Sir Paul Callaghan (1947-2012) - A Measure of Science

Apr 02, 2012

Sir Paul Callaghan was arguably the greatest scientist ever to ply his trade in New Zealand. He led the world in his chosen field of science. He led a team of almost three hundred scientists who changed the way New Zealanders do science. He led the thinking behind the science and innovation policies that are embraced today by the major parties in New Zealand politics. Paul was born in Whanganui in 1947 and often attributed his interest and aptitude for science to the adventurous, free-wheeling childhood he was able to enjoy there. He did not come from a wealthy family, and he was always grateful for the opportunities afforded to him through the New Zealand public education system. This no doubt helped cement Paul’s strong sense of social justice and compassion for the less fortunate. He studied physics at Victoria … Read More
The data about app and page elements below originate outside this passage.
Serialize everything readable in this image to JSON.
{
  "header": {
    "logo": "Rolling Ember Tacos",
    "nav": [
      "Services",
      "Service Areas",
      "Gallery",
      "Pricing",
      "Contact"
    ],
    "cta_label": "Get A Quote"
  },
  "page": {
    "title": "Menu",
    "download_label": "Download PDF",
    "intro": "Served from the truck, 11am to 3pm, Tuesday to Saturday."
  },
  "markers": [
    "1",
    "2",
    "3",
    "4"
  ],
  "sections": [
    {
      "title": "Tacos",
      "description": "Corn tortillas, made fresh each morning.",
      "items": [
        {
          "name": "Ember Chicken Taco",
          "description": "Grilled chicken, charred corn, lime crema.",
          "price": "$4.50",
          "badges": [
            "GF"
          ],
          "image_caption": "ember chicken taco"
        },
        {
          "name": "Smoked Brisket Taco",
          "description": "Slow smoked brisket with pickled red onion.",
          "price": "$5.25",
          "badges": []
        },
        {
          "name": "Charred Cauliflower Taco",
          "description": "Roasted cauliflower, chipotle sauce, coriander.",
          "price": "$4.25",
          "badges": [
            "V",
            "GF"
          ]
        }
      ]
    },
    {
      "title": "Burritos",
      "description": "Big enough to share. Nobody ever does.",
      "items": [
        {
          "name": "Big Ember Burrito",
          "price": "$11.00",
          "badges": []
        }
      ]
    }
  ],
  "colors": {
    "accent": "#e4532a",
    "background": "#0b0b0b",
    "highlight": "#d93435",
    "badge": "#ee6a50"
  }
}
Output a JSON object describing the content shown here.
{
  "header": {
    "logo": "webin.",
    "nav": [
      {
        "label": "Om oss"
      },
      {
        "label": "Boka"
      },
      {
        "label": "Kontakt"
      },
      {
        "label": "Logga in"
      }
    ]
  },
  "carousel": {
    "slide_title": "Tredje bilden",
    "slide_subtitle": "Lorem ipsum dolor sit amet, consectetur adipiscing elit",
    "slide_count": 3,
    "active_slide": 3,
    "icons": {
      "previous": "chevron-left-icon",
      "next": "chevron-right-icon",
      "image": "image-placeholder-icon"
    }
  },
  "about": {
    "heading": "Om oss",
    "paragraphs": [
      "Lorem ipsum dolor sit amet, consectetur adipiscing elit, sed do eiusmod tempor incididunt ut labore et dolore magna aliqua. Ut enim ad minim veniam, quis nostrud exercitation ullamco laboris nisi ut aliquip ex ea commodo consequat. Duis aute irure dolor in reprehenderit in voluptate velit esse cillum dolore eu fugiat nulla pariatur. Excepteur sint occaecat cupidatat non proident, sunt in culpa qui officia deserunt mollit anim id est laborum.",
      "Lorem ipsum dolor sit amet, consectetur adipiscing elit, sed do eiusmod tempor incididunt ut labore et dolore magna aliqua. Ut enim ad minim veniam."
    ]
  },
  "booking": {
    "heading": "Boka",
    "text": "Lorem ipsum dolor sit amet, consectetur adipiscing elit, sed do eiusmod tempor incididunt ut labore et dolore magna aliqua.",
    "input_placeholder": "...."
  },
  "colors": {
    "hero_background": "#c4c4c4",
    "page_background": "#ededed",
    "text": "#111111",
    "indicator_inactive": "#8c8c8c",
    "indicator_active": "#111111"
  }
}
Marsden 2011: Toughest year ever? - A Measure of Science

Oct 10, 2011

The successful Marsden Fund applicants were announced on Thursday after what might have been the toughest round ever. Although the total number of proposals received in the first round this year was slightly down, the overall success rate plummeted to just over 8%, the lowest in the data series I have*.  The overall success rate since 1998 has been 10.5%, but to achieve that rate this year the Royal Society would have needed to fund another 25 proposals, requiring approximately $15 million more than the $53 million available. The number of applications received has stayed close last year’s historic high, quite possibly because the new Engineering and Interdisciplinary Sciences panel continues to attract proposals on subjects that previously would not have received Marsden Funding.  Unlike the mid-2000s, where success rates fell at the same as … Read More

Women in Science - A Measure of Science

Aug 19, 2011

The recent 2011 snapshot of women in science in New Zealand (you can get it here from the The New Zealand Association of Women in the Sciences) makes for sobering reading.  Peter Griffin has reproduced some of the stats in his blog. In a nutshell, the report shows that there is a large gap in pay and status between men and women in science, especially at the highest levels.  There is evidently plenty of more work to do, but I believe that there would be big benefits for New Zealand if we were to close the gender gap in science.  The report does a great deal to bring transparency to the treatment of women in the scientific workforce, and this in itself is an important step forward. The report shows that the gap between … Read More

New Zealand’s voyage of economic self-discovery - A Measure of Science

Jul 22, 2011

How do we generate improved economic growth for New Zealand?  Sir Paul Callaghan argues that we must shift from low productivity industries, like wine and tourism, to new high productivity industries, such as advanced manufacturing.  If we were to do this, we would no doubt lift our economic performance.  So why don’t we just get on with it?  What’s holding us back? It’s the economy, stupid There is no lack of opinion on the matter:  check out the comments that follow this NZ Herald editorial.  Much of the debate relates to the size and role of government.  Twenty years ago, a group of economists might have held a similar discussion.  The Washington Consensus (now defunct) more or less held that ’Once a developing country government establishes the rules … Read More